Wednesday, August 11, 2010

Supertasters and Wine Criticism

I was reminded recently of the idea of supertasters, roughly 25% of the population who have a higher density of taste buds on their tongue and are especially sensitive to bitterness as well as sweetness. Supposedly about 50% of all people are normal tasters, while 25% are non-tasters, though I saw the term hypotaster used as well (less stigma attached to it).

Slate columnist Mike Steinberger was tested a few years ago and wrote a column. It turned out genetically he was a non-taster, but a PROP test indicated he might be a supertaster, while another diagnostic showed he had an average number of "fungiform papillae" on his tongue. I'll take the average of the results and say he's a taster.

Jancis Robinson was given a PROP test, tasted bitterness, and it was assumed she is a super taster, though maybe she is a taster given that this PROP test is not 100% reliable. Parker claims to be a supertaster, though I don't know that there's any evidence of him being tested formally.
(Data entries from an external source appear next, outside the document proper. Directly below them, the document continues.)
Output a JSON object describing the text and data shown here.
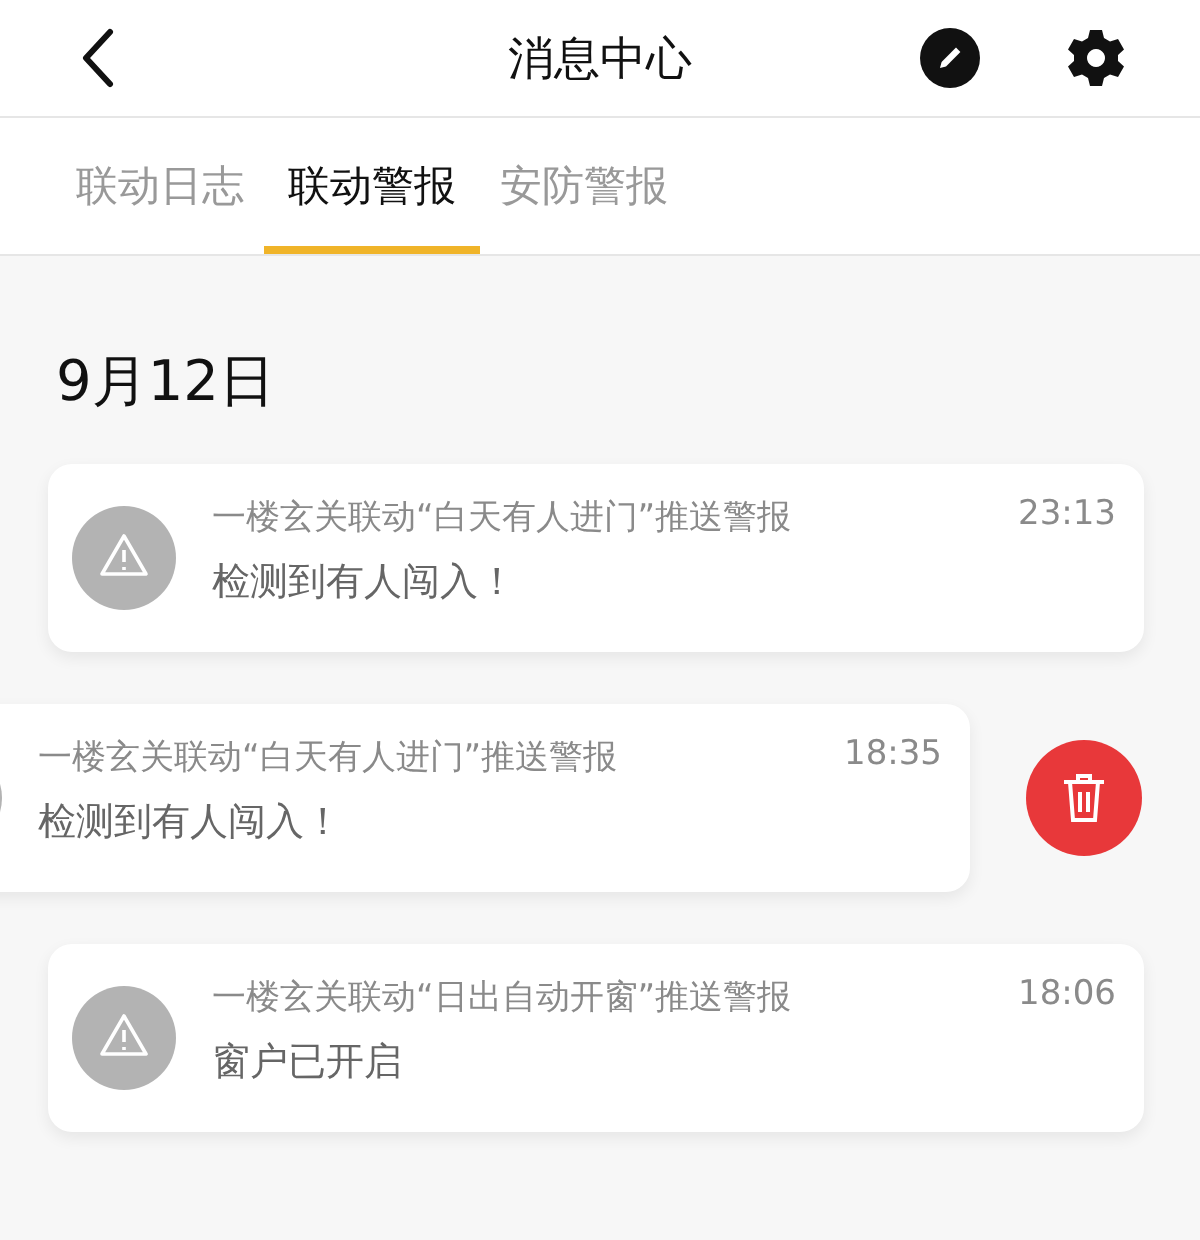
{
  "header": {
    "title": "消息中心"
  },
  "tabs": [
    {
      "label": "联动日志",
      "selected": false
    },
    {
      "label": "联动警报",
      "selected": true
    },
    {
      "label": "安防警报",
      "selected": false
    }
  ],
  "date": "9月12日",
  "messages": [
    {
      "title": "一楼玄关联动“白天有人进门”推送警报",
      "time": "23:13",
      "body": "检测到有人闯入！",
      "swiped": false
    },
    {
      "title": "一楼玄关联动“白天有人进门”推送警报",
      "time": "18:35",
      "body": "检测到有人闯入！",
      "swiped": true
    },
    {
      "title": "一楼玄关联动“日出自动开窗”推送警报",
      "time": "18:06",
      "body": "窗户已开启",
      "swiped": false
    }
  ]
}
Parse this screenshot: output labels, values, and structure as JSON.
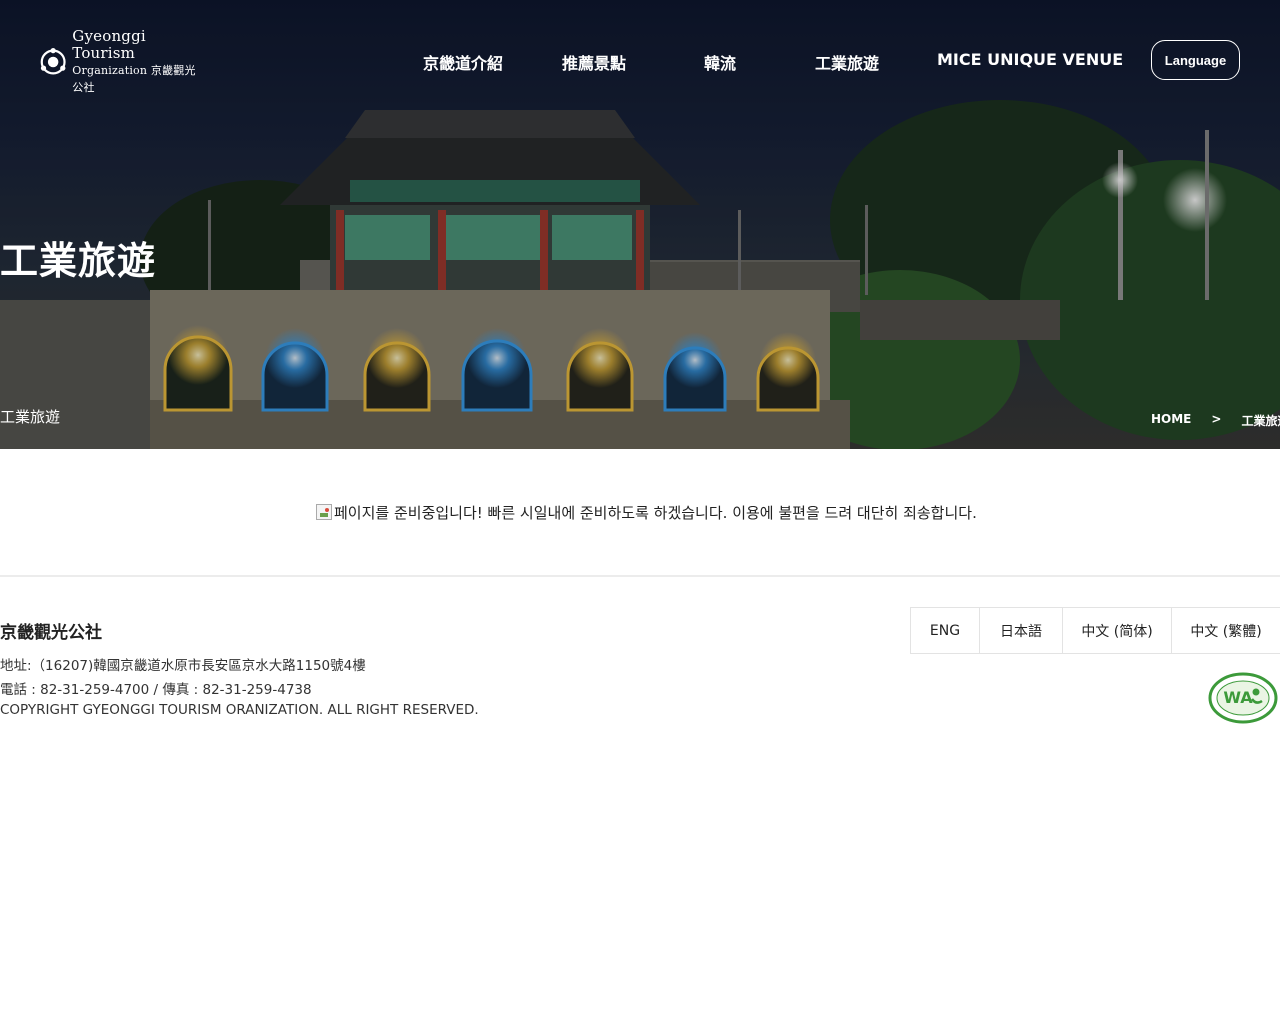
{
  "header": {
    "logo_line1": "Gyeonggi Tourism",
    "logo_line2": "Organization 京畿觀光公社",
    "nav": [
      {
        "label": "京畿道介紹"
      },
      {
        "label": "推薦景點"
      },
      {
        "label": "韓流"
      },
      {
        "label": "工業旅遊"
      },
      {
        "label": "MICE UNIQUE VENUE"
      }
    ],
    "language_button": "Language"
  },
  "hero": {
    "title": "工業旅遊",
    "subtitle": "工業旅遊",
    "breadcrumb": {
      "home": "HOME",
      "separator": ">",
      "current": "工業旅遊"
    }
  },
  "notice": {
    "text": "페이지를 준비중입니다! 빠른 시일내에 준비하도록 하겠습니다. 이용에 불편을 드려 대단히 죄송합니다."
  },
  "footer": {
    "org_name": "京畿觀光公社",
    "address": "地址:（16207)韓國京畿道水原市長安區京水大路1150號4樓",
    "phone": "電話 : 82-31-259-4700 / 傳真 : 82-31-259-4738",
    "copyright": "COPYRIGHT GYEONGGI TOURISM ORANIZATION. ALL RIGHT RESERVED.",
    "languages": [
      {
        "label": "ENG"
      },
      {
        "label": "日本語"
      },
      {
        "label": "中文 (简体)"
      },
      {
        "label": "中文 (繁體)"
      }
    ],
    "badge_text": "WA"
  },
  "colors": {
    "badge_green": "#3c9a3a",
    "footer_border": "#e3e3e3"
  }
}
It does seem a bit dubious given his tastes for high octane wines, though from a standpoint of aromas and taste memory it's probably not important to be a super taster. A good nose and taste memory are probably the most important tools for a critic.

Finally, I'm left with a controversial CellarTracker user, Rajiv. He always finds the smallest flaws in every wine. I'm left almost certain he's a super taster for whom every flavor is amplified almost to pain threshold, especially flavors associated with oxidation.

It makes one wonder, doesn't it? How useful is wine criticism, at least from a flavor standpoint, when taste intensity is experienced so differently by everyone. I really like cilantro, for example, but apparently some people find it tastes overwhelmingly like soap! Conversely, I cannot understand why some people love cabbage and cauliflower when to me they have a horrible sulfrous quality.

2 comments:

David J.D. said...

Astute points. Taste is absolutely relative and I think that when you suggest that "a good nose and taste memory" are important, you're right on the money.

There's also a pronounced psychological aspect: if you seek out flaws, you'll find flaws, if you don't you won't. Perhaps Rajiv is merely that, a "flaw" seeker.

Also, I love cauliflower. If you find it sulfurous, it's probably because where or whomever is preparing it is overcooking it. All brassicae when overcooked do, in fact release a sulfurous compound.

Relatedly, the cilantro & soap thing is probably genetic.

CabFrancoPhile said...

I definitely appreciate cauliflower much more when it is fresh or only lightly steamed. I probably am traumatized from eating overcooked cauliflower as a kid. I am always surprised by how relatively innocuous it is compared to my memory, but still it's not my favorite food.